If distraction becomes a habit, we are unable to sustain the focus required for creativity in our professional and personal lives. Worse, if we are constantly pulled away from friends and family by distractions, we miss out on cultivating the relationships we need for our psychological well-being.
How To Stop Plastic Getting Into The Ocean
By 2050 there could be more plastic in the ocean by weight, than fish. Plastic pollution is definitely one of the largest threats our oceans face today. Meet the engineers who are using rubbish-guzzling boats to stem the flow at its source.
A Trek Through The Mysterious Accursed Mountains
Springtime in northern Albania sparks the herding of goats from the lowlands up to the towering mountainsides. Follow Prek Gjoni and his 160 goats on a grueling four-day journey across the spectacular Valbona Valley, a land that seems to exist out of time.
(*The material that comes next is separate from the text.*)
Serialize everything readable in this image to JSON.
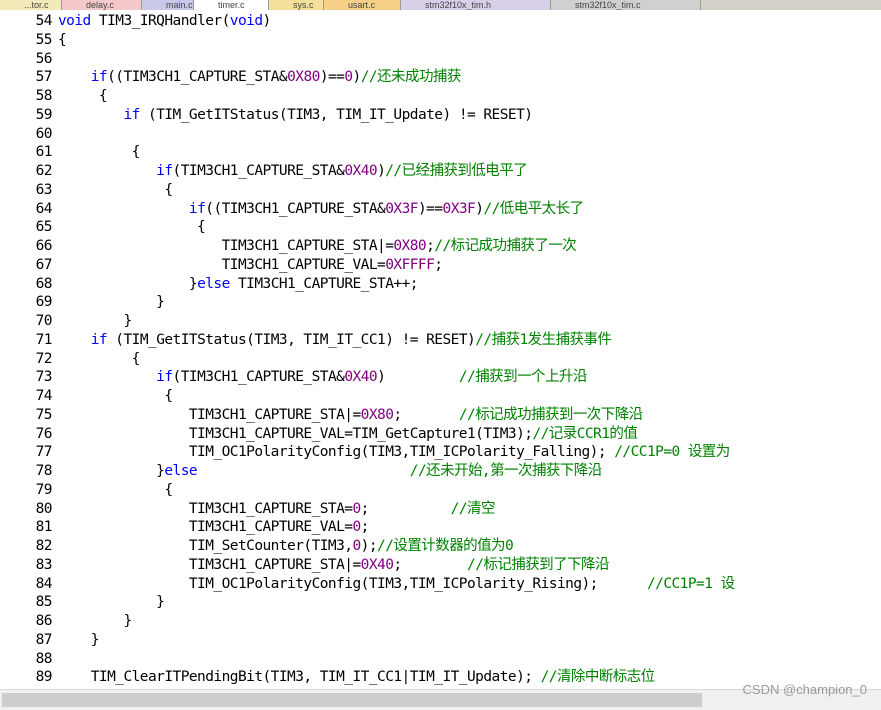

What It’s Like To Grow Up In An Israeli Settlement
A self-described liberal from cosmopolitan Tel Aviv, Iris Zaki wanted to get behind the politics of Israel’s controversial settlements in the occupied territories — so she moved there, temporarily, setting up an improvised cafe where she could chat with settlers from her own generation.
How You End Up In And Survive A Cult
How do well-meaning, intelligent people end up in a cult? EnlightenNext was an organization, founded by self-styled guru Andrew Cohen, that aimed to facilitate spiritual awakening. Cohen’s most devoted students meditated for hours—at times, months—on end, were often celibate, and lived together.
How Under Armour Lost Its Edge
Once heralded as the next Nike, the sportswear giant has been hurt by slumping sales and unflattering revelations about its corporate culture. It is grasping for a hold in the fiercely competitive sports apparel market even as it undergoes the biggest management shift in its history.
Saudi Arabia: What Happens When The Oil Stops
Mohammed bin Salman is about to find out what happens when the world does not need his oil. In the past, the standard response to that hypothesis was condescending looks. Not any more. The prospect of Saudi becoming a debtor nation is real.
Watch Picasso Make A Masterpiece
‘Le Mystère Picasso’ is a remarkable documentary film made by French director, Henri-Georges Clouzot, in which stop-action and time-lapse photography are used to capture Picasso at work. Not many of the works he created for the documentary survive but here’s how one of them came to be.
The Roman Wall That Split Britain Into Two Parts
Hadrian’s Wall was a 73 mile barrier stretching from coast to coast, splitting the warlike north of Britain from the more docile south. It was the Roman Empire’s way of imposing peace in a hostile land.
Offices Can Be Hell For People Whose Brains Work Differently
Work spaces today come with strong smells, harsh light, lots of chatter, and constant messages on email or Slack. For neurodivergent people, this can be a big ask.
How One Company You’ve Never Heard Of Swallowed Tens Of Thousands Of Text Messages — Then Spit Them Back Out
People woke up to strange text messages from friends and loved ones. The messages had actually been sent months earlier, on Valentine’s Day, but had been frozen in place by a glitched server and were only shot out when the system was finally fixed nine months later.
Sweden’s Cashless Society Dream Isn’t All It’s Cracked Up To Be
Just one per cent of Sweden’s GDP circulates as cash. As debates over the need for cash rage along lines of age, wealth and location, the country is looking to create a digital currency.
The Secret Behind Coca-Cola’s Marketing Strategy
Coca-Cola is the biggest non-technology company in the world. Originally only selling 7 servings a day, the company has grown slightly, at an estimated rate of more than 1.9 billion servings a day. What’s the secret behind their success?
Counterfeiting Microsoft Windows Restore CDs Landed Me In Prison For A Year
In 2012, while living in China, longtime e-waste recycler Eric Lundgren manufactured 28,000 PC restore discs to be used in refurbished computers sold in the United States.